Records to use:
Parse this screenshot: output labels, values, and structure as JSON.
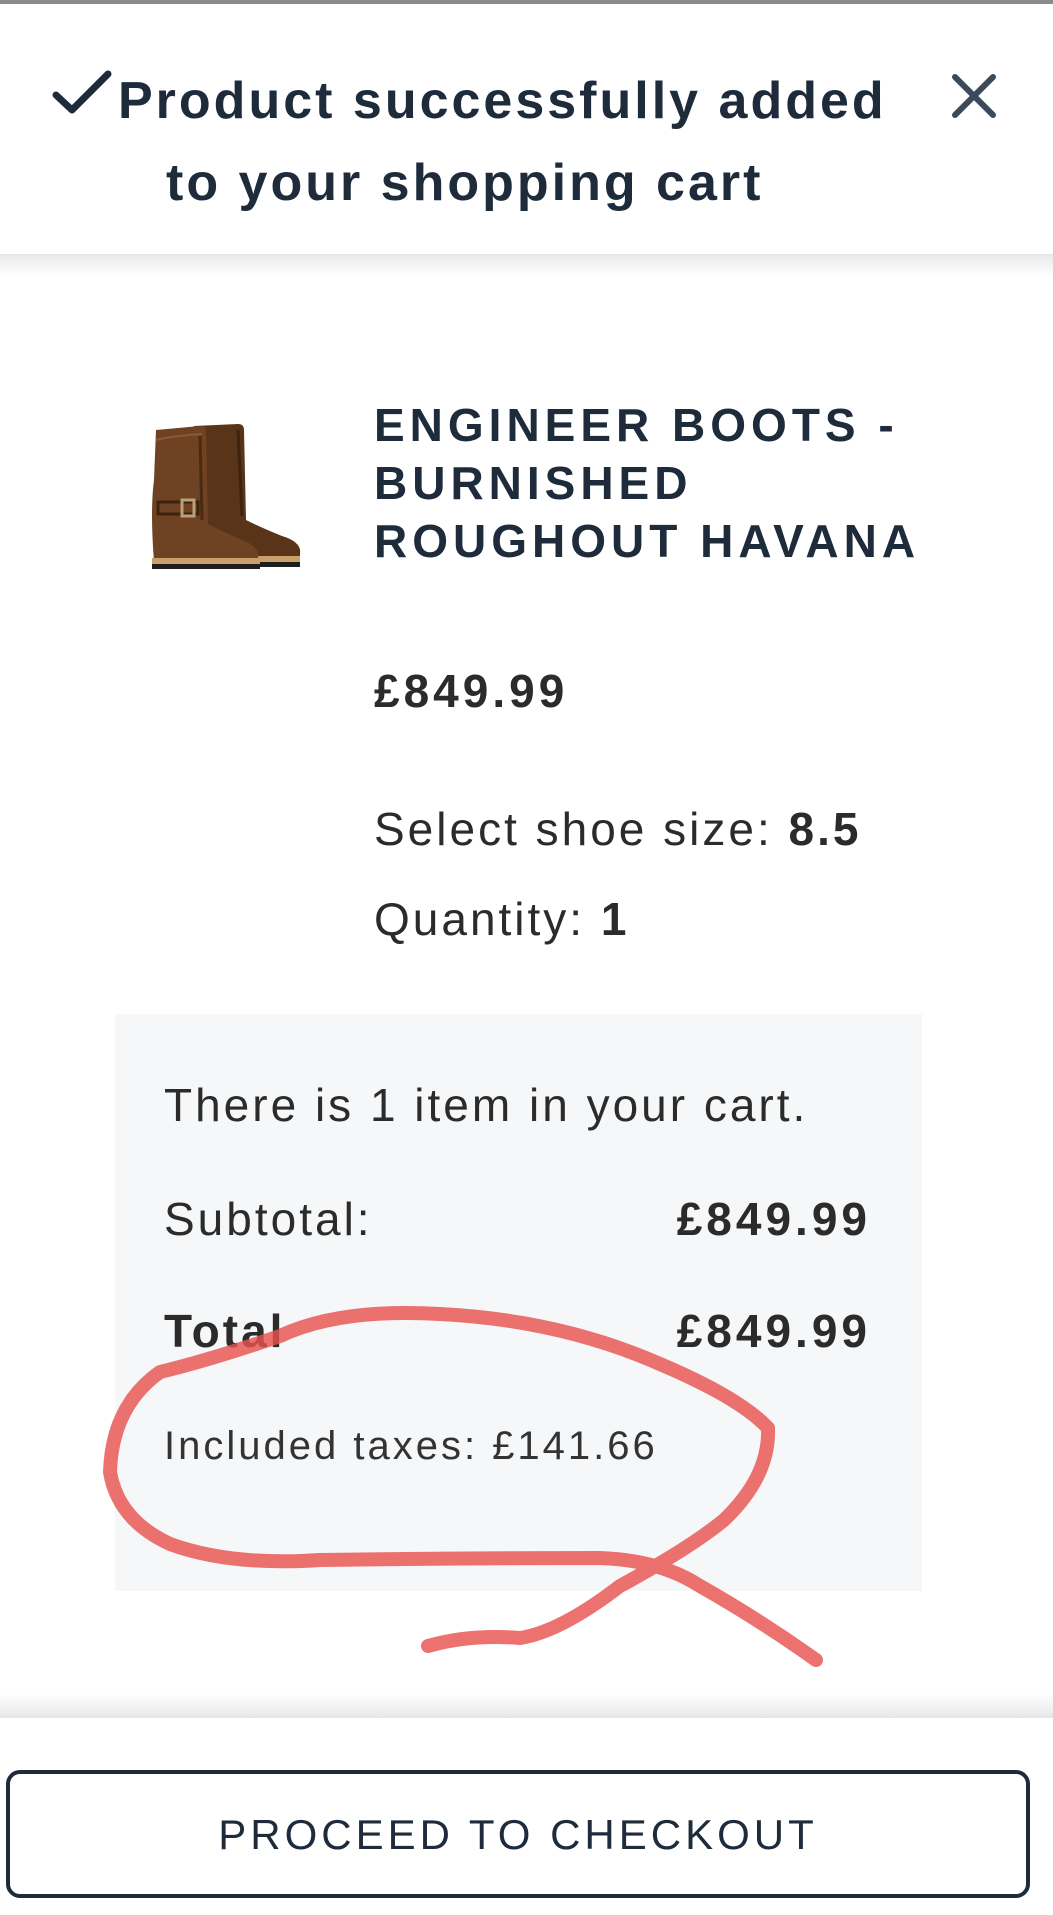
{
  "header": {
    "title_line1": "Product successfully added",
    "title_line2": "to your shopping cart",
    "check_icon": "check-icon",
    "close_icon": "close-icon"
  },
  "product": {
    "name": "ENGINEER BOOTS - BURNISHED ROUGHOUT HAVANA",
    "image_icon": "boot-image",
    "price": "£849.99",
    "size_label": "Select shoe size:",
    "size_value": "8.5",
    "quantity_label": "Quantity:",
    "quantity_value": "1"
  },
  "cart": {
    "count_text": "There is 1 item in your cart.",
    "subtotal_label": "Subtotal:",
    "subtotal_value": "£849.99",
    "total_label": "Total",
    "total_value": "£849.99",
    "taxes_text": "Included taxes: £141.66"
  },
  "footer": {
    "checkout_label": "PROCEED TO CHECKOUT"
  },
  "colors": {
    "navy": "#1d2b3a",
    "text": "#2b2b2b",
    "summary_bg": "#f6f7f8",
    "annotation_red": "#e8534f"
  }
}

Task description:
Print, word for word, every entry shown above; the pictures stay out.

Answer space:
Parse this screenshot: output labels, values, and structure as JSON.
{
  "header": {
    "title_line1": "Product successfully added",
    "title_line2": "to your shopping cart",
    "check_icon": "check-icon",
    "close_icon": "close-icon"
  },
  "product": {
    "name": "ENGINEER BOOTS - BURNISHED ROUGHOUT HAVANA",
    "image_icon": "boot-image",
    "price": "£849.99",
    "size_label": "Select shoe size:",
    "size_value": "8.5",
    "quantity_label": "Quantity:",
    "quantity_value": "1"
  },
  "cart": {
    "count_text": "There is 1 item in your cart.",
    "subtotal_label": "Subtotal:",
    "subtotal_value": "£849.99",
    "total_label": "Total",
    "total_value": "£849.99",
    "taxes_text": "Included taxes: £141.66"
  },
  "footer": {
    "checkout_label": "PROCEED TO CHECKOUT"
  },
  "colors": {
    "navy": "#1d2b3a",
    "text": "#2b2b2b",
    "summary_bg": "#f6f7f8",
    "annotation_red": "#e8534f"
  }
}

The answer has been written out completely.